I'd guess QE was/is linked to increased consumption of resources. Even looking at NZ since 2008, it seems we have accelerated the depletion of aquifers and increased pollutants into our waterways by industry credit expansion.

As I have been saying for years,10 years of QE has only very marginally boosted the economy, but produced a range of very strong and undesirable side effects. The link between QE and boosting the economy is very weak, but it is very strongly linked to inappropriate wealth redistribution and creating asset bubbles. This ultimately is likely to lead to future economic crises. Long term probably very counter-productive and we desperately need a long hard think about how to manage our economy and banking sector.

The proposition that we need positive inflation is completely contradictory to the functioning of a healthy competitive economy, in which competition, innovation and technology will increase productivity and drive down prices. The "imperative" for positive inflation means that in the face of increasing productivity driven lower prices in some sectors, cash is pumped into the economy driving up prices in less competitive sectors and fuelling asset bubbles. From my limited understanding the only three reasons that I can see for the need for positive inflation are
1 That the banking sector is very dependent on it to make their extortionate profits. Remember my earlier posts where I revealed that the NZ finance sector generates as much profit as the other top 200 companies in NZ and most of that is accrued in the 4 big Australian banks.
2 We prefer to mange our economy with the belief that future inflation will pay off today's capital expenditure. This is really lazy thinking and a self deception. If we took a more honest and disciplined approach we might have an economy and finance sectors that are a lot less sexy and volatile, but far more stable and sound.
3. It suits the wealthy people with lots of political influence because it makes it easy for them to borrow money and invest in assets of all forms, knowing that inflation will pay down the debt. - Farming inflation.

An altogether more pointed, insightful analyses than that of the author of this piece.

The good Dr Roach simply told us what seems to have been bleedingly obvious to the everyday man/woman on the street.


Excellent Piece.. Basically, Beveridge economics doesn't stand up to scrutiny when faced with the realities of the 70-80 year economic super-cycle (a deflationary bust)... It was enacted on the assumption that the Great Depression had been a 'one off event and would never happen again. QE has delayed the onset but sadly has raised the height from where the fall starts. which may make it more painful at landing..

Bit of protectionism anyone? How about a few tariffs. Is history repeating?

Happy 10 years of stupid!

Its been a wild illusion of prosperity and wealth!

Of course the Elephant in the room is the $100 Trillion dollars of current global debt, or approx $13200 for every man, woman and child alive today and growing by the second

Many Happy Returns!

Happy Birthday!

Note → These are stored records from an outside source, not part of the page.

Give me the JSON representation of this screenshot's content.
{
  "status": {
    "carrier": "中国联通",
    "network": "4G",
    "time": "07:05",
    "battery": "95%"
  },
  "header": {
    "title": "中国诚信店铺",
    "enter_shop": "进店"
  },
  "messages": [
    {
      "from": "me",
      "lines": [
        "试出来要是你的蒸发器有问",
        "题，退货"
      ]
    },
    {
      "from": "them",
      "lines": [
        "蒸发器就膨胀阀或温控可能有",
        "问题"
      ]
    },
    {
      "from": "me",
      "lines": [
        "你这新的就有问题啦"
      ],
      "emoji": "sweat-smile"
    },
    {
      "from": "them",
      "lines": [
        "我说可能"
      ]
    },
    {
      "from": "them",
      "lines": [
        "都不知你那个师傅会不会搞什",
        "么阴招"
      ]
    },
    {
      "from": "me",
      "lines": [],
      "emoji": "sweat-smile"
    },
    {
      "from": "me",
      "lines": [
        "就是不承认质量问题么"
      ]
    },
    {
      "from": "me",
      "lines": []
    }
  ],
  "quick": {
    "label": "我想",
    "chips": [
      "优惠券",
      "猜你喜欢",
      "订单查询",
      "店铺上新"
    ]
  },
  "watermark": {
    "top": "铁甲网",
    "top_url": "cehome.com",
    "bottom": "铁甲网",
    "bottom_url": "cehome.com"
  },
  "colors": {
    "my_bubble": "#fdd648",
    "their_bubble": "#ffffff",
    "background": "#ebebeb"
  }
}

The point is QE is a poor substitute for fiscal policy. It is an asset swap. Central bank swaps cash (reserves) for bonds. Might have some effects on interest rates at the margin. But doesn't increase lending in real economy for investment to offset balance sheet recession and a lack of demand. Now, if the austerity binge hadn't happened things would have been different. Time to brush off the dust on Keynes's General Theory and learn about its modern successor - MMT. Monetary policy is not nearly as useful as they'd have you believe. We need are much strong automatic stablisers - like a job guarantee. Dry economists like Larry Summers and Olivier Blanchard even say as much. And the all acknowledge that the idea of expansionary fiscal contraction - aka austerity - doesn't work. Positive fiscal multipliers do exist. And that QE is not much use.